— TO DO —
Every line containing "object" should be identified and copied from the data below.
═══ GIVEN INFORMATION
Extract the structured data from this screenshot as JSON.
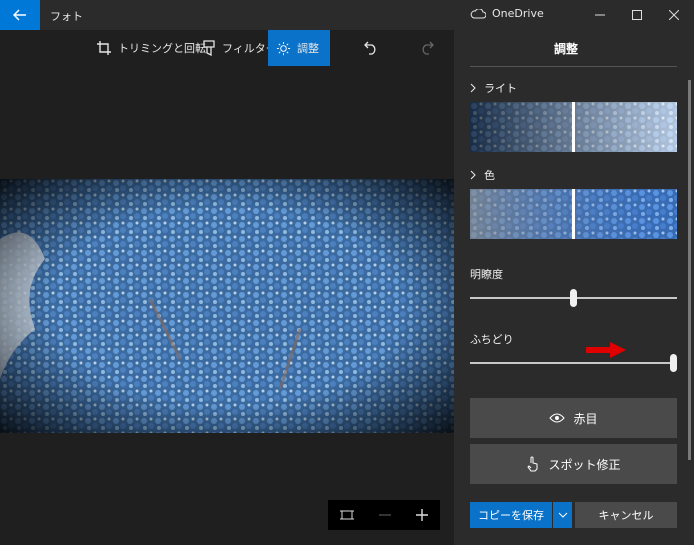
{
  "app": {
    "title": "フォト",
    "onedrive_label": "OneDrive"
  },
  "toolbar": {
    "crop_label": "トリミングと回転",
    "filter_label": "フィルター",
    "adjust_label": "調整"
  },
  "panel": {
    "title": "調整",
    "light_label": "ライト",
    "color_label": "色",
    "clarity_label": "明瞭度",
    "clarity_value": 0.5,
    "vignette_label": "ふちどり",
    "vignette_value": 1.0,
    "redeye_label": "赤目",
    "spotfix_label": "スポット修正",
    "copy_save_label": "コピーを保存",
    "cancel_label": "キャンセル"
  },
  "colors": {
    "accent": "#0a73c9",
    "annotation_arrow": "#e00000"
  }
}
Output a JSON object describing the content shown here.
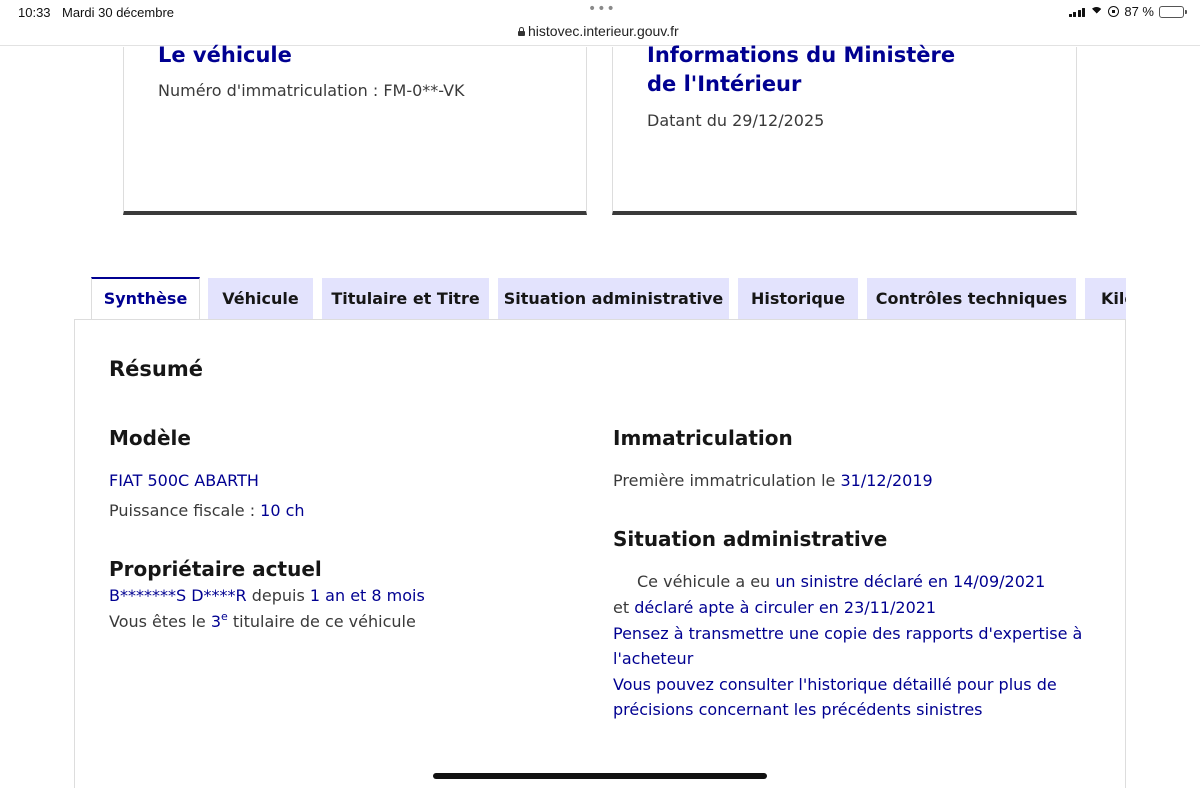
{
  "status_bar": {
    "time": "10:33",
    "date": "Mardi 30 décembre",
    "dots": "•••",
    "url": "histovec.interieur.gouv.fr",
    "battery": "87 %",
    "battery_level": 0.87
  },
  "cards": {
    "vehicle": {
      "title": "Le véhicule",
      "plate_text": "Numéro d'immatriculation : FM-0**-VK"
    },
    "ministry": {
      "title": "Informations du Ministère de l'Intérieur",
      "date_text": "Datant du 29/12/2025"
    }
  },
  "tabs": [
    {
      "label": "Synthèse"
    },
    {
      "label": "Véhicule"
    },
    {
      "label": "Titulaire et Titre"
    },
    {
      "label": "Situation administrative"
    },
    {
      "label": "Historique"
    },
    {
      "label": "Contrôles techniques"
    },
    {
      "label": "Kilo"
    }
  ],
  "summary": {
    "title": "Résumé",
    "model": {
      "heading": "Modèle",
      "name": "FIAT 500C ABARTH",
      "power_label": "Puissance fiscale : ",
      "power_value": "10 ch"
    },
    "owner": {
      "heading": "Propriétaire actuel",
      "name": "B*******S D****R",
      "since_label": " depuis ",
      "since_value": "1 an et 8 mois",
      "rank_prefix": "Vous êtes le ",
      "rank_number": "3",
      "rank_sup": "e",
      "rank_suffix": " titulaire de ce véhicule"
    },
    "registration": {
      "heading": "Immatriculation",
      "first_label": "Première immatriculation le ",
      "first_date": "31/12/2019"
    },
    "admin": {
      "heading": "Situation administrative",
      "line1_prefix": "Ce véhicule a eu ",
      "line1_link": "un sinistre déclaré en 14/09/2021",
      "line2_prefix": "et ",
      "line2_link": "déclaré apte à circuler en 23/11/2021",
      "line3": "Pensez à transmettre une copie des rapports d'expertise à",
      "line4": "l'acheteur",
      "line5": "Vous pouvez consulter l'historique détaillé pour plus de",
      "line6": "précisions concernant les précédents sinistres"
    }
  }
}
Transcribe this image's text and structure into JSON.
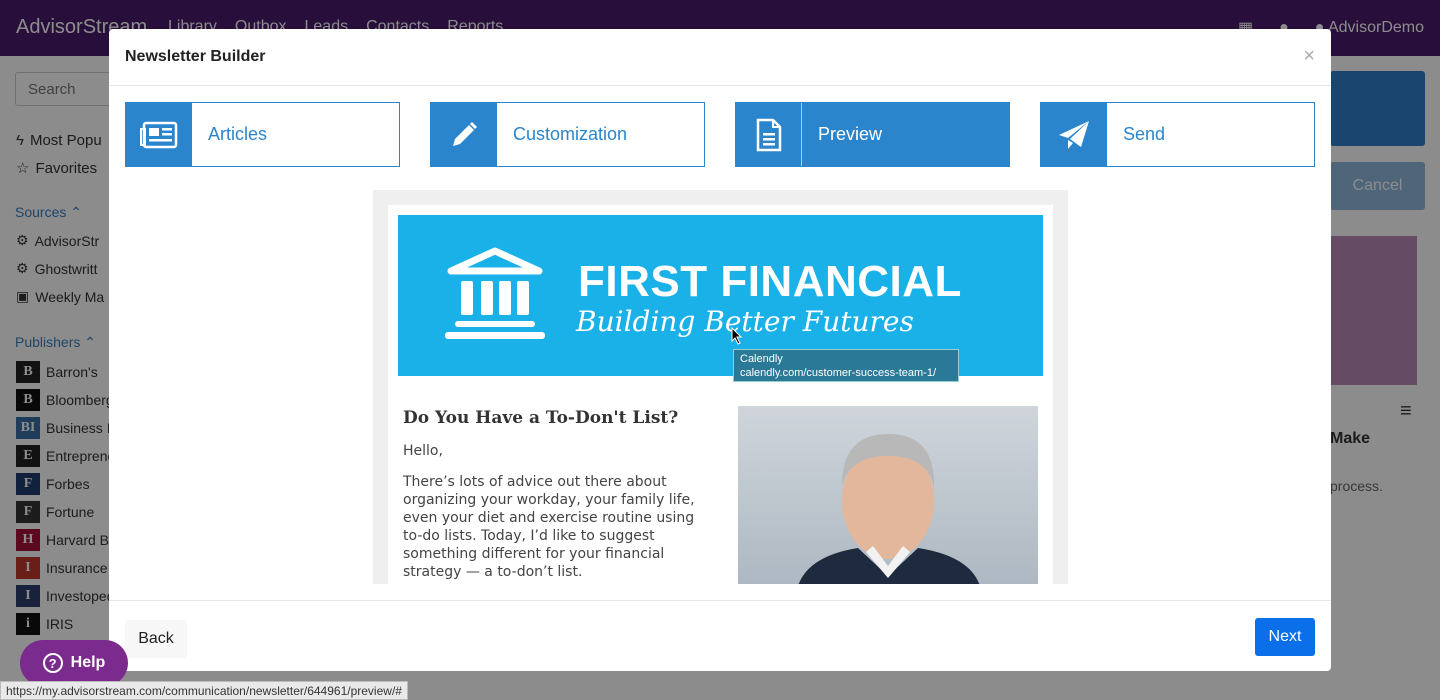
{
  "app": {
    "brand": "AdvisorStream",
    "nav": [
      "Library",
      "Outbox",
      "Leads",
      "Contacts",
      "Reports"
    ],
    "user": "AdvisorDemo"
  },
  "sidebar": {
    "search_placeholder": "Search",
    "quick": [
      "Most Popu",
      "Favorites"
    ],
    "sources_heading": "Sources",
    "sources": [
      "AdvisorStr",
      "Ghostwritt",
      "Weekly Ma"
    ],
    "publishers_heading": "Publishers",
    "publishers": [
      {
        "label": "Barron's",
        "icon": "B",
        "color": "#222222"
      },
      {
        "label": "Bloomberg",
        "icon": "B",
        "color": "#111111"
      },
      {
        "label": "Business I",
        "icon": "BI",
        "color": "#3a6ea5"
      },
      {
        "label": "Entreprene",
        "icon": "E",
        "color": "#222222"
      },
      {
        "label": "Forbes",
        "icon": "F",
        "color": "#1f3b6e"
      },
      {
        "label": "Fortune",
        "icon": "F",
        "color": "#333333"
      },
      {
        "label": "Harvard Bu",
        "icon": "H",
        "color": "#a5123a"
      },
      {
        "label": "Insurance",
        "icon": "I",
        "color": "#c0392b"
      },
      {
        "label": "Investoped",
        "icon": "I",
        "color": "#2c3e70"
      },
      {
        "label": "IRIS",
        "icon": "i",
        "color": "#111111"
      }
    ]
  },
  "right_panel": {
    "cancel": "Cancel",
    "heading_fragment": "Make",
    "text_fragment": "process."
  },
  "modal": {
    "title": "Newsletter Builder",
    "close": "×",
    "steps": [
      {
        "label": "Articles",
        "icon": "newspaper-icon",
        "active": false
      },
      {
        "label": "Customization",
        "icon": "pencil-icon",
        "active": false
      },
      {
        "label": "Preview",
        "icon": "document-icon",
        "active": true
      },
      {
        "label": "Send",
        "icon": "paper-plane-icon",
        "active": false
      }
    ],
    "preview": {
      "banner_title": "FIRST FINANCIAL",
      "banner_subtitle": "Building Better Futures",
      "article_title": "Do You Have a To-Don't List?",
      "greeting": "Hello,",
      "body": "There’s lots of advice out there about organizing your workday, your family life, even your diet and exercise routine using to-do lists. Today, I’d like to suggest something different for your financial strategy — a to-don’t list."
    },
    "tooltip": {
      "line1": "Calendly",
      "line2": "calendly.com/customer-success-team-1/"
    },
    "footer": {
      "back": "Back",
      "next": "Next"
    }
  },
  "help": {
    "label": "Help"
  },
  "status_url": "https://my.advisorstream.com/communication/newsletter/644961/preview/#",
  "colors": {
    "primary": "#2b85cc",
    "nav_bg": "#4a1a6b",
    "banner": "#1ab0e8",
    "next_button": "#0a6fe8",
    "help_button": "#7b2a8e"
  }
}
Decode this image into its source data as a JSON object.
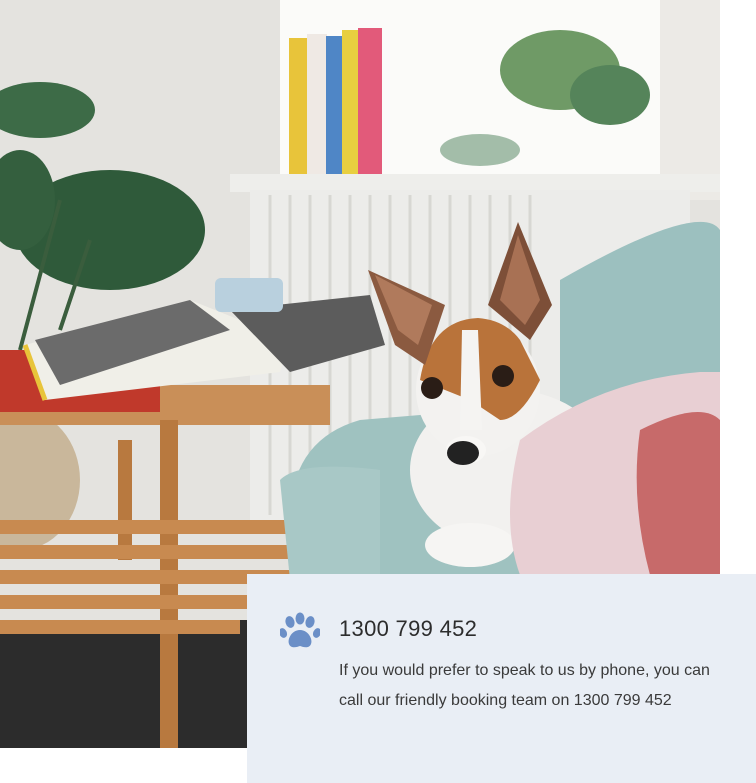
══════
— RESPONSE AREA —
Output a JSON object describing the content shown here.
Decode this image into its source data as a JSON object.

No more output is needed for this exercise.